Wendy Lau, VP of operational improvement and reporting excellence, Astellas Pharamceuticals
“This is where it is helpful to work with someone who has done this before,” states Lau. “I have read articles noting cases where patients were not wearing or charging the devices properly. When those things happen, the data becomes less reliable. Experts who have been through this before will know where the common risks reside and will know how to manage them so patient data is captured consistently and accurately.”
PATIENT-CENTRICITY SHOULD BE PRIMARY DRIVER
As far as the types of trials that would be a good fit for a virtual approach, Lau recommends looking at those areas where telemedicine is already being used as a starting point, such as dermatology and cardiology. Still, she points to a study conducted by the American Medical Association, published in 2018, which reported that only around 15 percent of physicians are using telemedicine in their practices. The technology is also not being used in many rural areas where virtual trials would be a good fit for patients.
For any company considering wading into the virtual trial waters, both Lau and Weston recommend remembering the real reason for implementing them. These trials can certainly lead to greater efficiency and cost savings, but the main reason for adopting a virtual approach should be to make the burden of trials easier on patients.

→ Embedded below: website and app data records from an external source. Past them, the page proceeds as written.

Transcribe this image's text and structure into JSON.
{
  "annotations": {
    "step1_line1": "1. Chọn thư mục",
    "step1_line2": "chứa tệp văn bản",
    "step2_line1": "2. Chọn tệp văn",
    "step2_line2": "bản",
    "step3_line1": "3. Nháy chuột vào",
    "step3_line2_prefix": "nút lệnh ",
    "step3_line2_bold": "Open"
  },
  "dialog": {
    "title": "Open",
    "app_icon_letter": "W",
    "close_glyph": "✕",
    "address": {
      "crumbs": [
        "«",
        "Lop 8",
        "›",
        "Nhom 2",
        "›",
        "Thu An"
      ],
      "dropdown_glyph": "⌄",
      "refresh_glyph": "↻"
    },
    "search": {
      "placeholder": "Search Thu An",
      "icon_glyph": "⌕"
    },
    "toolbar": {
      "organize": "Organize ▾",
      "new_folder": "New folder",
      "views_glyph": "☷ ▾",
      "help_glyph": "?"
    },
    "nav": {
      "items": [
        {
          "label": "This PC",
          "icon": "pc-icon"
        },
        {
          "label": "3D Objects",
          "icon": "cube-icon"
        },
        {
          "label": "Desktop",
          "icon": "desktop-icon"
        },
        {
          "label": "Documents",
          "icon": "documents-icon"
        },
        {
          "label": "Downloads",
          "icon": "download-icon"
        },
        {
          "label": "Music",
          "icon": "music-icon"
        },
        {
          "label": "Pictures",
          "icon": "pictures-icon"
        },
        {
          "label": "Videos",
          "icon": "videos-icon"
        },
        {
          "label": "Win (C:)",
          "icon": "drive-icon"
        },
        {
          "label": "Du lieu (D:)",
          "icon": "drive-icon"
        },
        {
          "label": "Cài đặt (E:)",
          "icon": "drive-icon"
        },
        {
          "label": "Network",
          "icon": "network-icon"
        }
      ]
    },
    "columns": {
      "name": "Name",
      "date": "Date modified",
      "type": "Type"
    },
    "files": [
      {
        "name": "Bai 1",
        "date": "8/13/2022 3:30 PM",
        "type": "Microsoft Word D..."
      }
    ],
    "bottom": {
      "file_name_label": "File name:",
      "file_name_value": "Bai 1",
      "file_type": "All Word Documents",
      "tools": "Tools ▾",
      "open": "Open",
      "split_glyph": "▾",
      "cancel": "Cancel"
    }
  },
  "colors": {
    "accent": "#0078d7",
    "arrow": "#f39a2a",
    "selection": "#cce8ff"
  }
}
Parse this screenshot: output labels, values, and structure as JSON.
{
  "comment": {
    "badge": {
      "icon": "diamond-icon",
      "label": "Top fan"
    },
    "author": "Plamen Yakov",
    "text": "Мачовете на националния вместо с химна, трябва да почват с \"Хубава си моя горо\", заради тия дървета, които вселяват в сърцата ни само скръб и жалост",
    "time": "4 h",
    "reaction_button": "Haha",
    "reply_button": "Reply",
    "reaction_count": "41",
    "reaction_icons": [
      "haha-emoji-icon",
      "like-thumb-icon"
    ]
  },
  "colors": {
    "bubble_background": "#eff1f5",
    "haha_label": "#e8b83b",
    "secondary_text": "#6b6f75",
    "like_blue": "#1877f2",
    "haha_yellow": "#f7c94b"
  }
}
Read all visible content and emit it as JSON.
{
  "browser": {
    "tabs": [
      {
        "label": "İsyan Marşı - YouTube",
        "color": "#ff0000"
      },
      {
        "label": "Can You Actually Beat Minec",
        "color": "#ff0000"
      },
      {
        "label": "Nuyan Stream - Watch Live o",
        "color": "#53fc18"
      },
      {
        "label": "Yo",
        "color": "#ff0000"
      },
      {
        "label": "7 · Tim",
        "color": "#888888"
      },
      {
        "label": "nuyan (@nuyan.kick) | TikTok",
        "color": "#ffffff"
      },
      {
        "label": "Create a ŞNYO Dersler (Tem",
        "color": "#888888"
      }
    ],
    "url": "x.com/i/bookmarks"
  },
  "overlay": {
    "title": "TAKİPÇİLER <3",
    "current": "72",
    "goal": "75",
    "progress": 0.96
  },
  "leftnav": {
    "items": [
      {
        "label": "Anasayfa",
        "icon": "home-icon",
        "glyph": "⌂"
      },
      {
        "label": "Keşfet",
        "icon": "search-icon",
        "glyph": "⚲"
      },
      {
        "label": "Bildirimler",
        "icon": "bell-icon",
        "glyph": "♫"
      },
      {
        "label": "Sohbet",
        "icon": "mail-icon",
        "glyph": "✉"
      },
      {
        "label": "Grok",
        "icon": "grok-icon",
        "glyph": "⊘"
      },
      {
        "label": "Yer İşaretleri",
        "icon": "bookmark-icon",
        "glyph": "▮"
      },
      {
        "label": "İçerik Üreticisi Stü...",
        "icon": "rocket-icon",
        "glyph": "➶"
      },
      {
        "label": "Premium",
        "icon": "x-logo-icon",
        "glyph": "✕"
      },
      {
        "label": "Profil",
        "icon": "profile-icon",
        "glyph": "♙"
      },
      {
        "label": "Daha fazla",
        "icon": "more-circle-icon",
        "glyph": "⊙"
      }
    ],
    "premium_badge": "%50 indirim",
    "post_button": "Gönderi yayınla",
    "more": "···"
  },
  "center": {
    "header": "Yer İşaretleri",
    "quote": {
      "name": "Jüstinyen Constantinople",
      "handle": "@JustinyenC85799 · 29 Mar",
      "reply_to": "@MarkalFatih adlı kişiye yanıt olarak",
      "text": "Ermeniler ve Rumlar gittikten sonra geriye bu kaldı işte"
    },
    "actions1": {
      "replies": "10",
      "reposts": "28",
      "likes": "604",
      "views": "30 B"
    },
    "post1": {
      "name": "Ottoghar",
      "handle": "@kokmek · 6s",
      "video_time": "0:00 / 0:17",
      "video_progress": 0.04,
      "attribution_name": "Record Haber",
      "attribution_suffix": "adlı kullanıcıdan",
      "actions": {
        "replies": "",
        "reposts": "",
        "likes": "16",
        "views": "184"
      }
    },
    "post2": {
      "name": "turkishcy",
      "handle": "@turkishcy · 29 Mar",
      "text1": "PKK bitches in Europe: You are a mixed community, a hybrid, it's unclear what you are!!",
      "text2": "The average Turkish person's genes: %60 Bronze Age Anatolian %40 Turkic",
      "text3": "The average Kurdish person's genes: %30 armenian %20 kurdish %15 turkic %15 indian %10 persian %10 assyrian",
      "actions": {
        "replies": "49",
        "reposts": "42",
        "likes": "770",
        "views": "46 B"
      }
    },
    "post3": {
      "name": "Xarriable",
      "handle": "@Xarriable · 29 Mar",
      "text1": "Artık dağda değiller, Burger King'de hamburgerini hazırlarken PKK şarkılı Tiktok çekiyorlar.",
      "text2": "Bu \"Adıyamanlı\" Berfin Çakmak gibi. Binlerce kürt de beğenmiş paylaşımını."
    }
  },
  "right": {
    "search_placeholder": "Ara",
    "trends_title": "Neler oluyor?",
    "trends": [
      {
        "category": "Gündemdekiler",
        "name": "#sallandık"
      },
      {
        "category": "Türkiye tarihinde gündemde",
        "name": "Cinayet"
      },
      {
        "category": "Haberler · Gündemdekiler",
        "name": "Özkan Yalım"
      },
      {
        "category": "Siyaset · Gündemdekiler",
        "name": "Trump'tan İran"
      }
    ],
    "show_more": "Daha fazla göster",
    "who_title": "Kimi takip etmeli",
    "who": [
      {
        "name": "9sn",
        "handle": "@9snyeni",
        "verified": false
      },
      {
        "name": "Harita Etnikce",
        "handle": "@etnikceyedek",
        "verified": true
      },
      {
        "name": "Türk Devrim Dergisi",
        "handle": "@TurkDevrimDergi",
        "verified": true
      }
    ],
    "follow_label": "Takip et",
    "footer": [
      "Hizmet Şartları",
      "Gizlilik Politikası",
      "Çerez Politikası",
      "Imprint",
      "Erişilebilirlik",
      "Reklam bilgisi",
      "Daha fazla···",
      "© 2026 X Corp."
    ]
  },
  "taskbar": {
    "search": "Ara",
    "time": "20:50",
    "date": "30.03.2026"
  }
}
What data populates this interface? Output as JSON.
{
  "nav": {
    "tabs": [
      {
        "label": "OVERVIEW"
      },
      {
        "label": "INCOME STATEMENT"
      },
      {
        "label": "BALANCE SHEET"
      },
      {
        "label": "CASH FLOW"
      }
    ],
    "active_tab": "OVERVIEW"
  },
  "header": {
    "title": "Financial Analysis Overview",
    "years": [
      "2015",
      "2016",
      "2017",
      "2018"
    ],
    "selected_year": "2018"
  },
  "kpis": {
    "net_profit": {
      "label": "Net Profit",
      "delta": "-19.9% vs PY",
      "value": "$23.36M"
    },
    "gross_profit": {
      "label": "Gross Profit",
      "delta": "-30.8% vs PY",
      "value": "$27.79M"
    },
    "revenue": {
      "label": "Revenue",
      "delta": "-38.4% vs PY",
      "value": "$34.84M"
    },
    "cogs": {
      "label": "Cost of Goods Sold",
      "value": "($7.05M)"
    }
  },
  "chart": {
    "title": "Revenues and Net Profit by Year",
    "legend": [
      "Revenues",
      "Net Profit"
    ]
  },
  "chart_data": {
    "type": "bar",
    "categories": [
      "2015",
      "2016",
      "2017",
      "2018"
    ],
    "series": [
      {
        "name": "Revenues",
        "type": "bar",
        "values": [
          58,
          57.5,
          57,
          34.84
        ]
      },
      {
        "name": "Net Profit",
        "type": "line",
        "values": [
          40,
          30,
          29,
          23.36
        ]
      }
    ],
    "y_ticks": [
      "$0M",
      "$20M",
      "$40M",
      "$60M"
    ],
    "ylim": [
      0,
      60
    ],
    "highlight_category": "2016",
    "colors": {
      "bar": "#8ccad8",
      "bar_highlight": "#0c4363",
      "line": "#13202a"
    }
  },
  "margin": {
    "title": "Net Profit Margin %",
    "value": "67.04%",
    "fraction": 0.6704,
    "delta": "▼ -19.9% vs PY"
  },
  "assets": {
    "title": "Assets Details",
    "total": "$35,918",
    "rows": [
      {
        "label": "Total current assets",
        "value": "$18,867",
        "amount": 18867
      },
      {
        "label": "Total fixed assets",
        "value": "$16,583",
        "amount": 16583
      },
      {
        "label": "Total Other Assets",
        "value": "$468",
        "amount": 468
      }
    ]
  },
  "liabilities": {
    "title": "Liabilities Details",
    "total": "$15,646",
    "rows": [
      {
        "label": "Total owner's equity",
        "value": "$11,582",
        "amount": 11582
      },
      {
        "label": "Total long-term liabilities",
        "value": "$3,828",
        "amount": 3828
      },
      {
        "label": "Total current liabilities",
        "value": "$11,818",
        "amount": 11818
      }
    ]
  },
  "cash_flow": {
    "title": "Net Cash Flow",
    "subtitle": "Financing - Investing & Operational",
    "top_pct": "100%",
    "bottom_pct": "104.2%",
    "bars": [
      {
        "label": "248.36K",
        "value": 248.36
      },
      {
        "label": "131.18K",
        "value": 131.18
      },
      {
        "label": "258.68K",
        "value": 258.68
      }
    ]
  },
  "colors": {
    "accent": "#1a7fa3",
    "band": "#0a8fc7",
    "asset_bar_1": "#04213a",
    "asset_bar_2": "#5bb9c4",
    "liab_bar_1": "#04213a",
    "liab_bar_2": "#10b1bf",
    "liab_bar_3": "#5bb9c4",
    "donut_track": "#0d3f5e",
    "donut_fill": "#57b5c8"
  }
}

“This is a very patient-centric model,” says Lau. “By making participation in trials easier for patients, a virtual approach can increase patient enrollment and retention and enable trial access to more diverse patient populations. Technology advancements being made will continue to make these trials an increasingly more attractive proposition for all stakeholders.”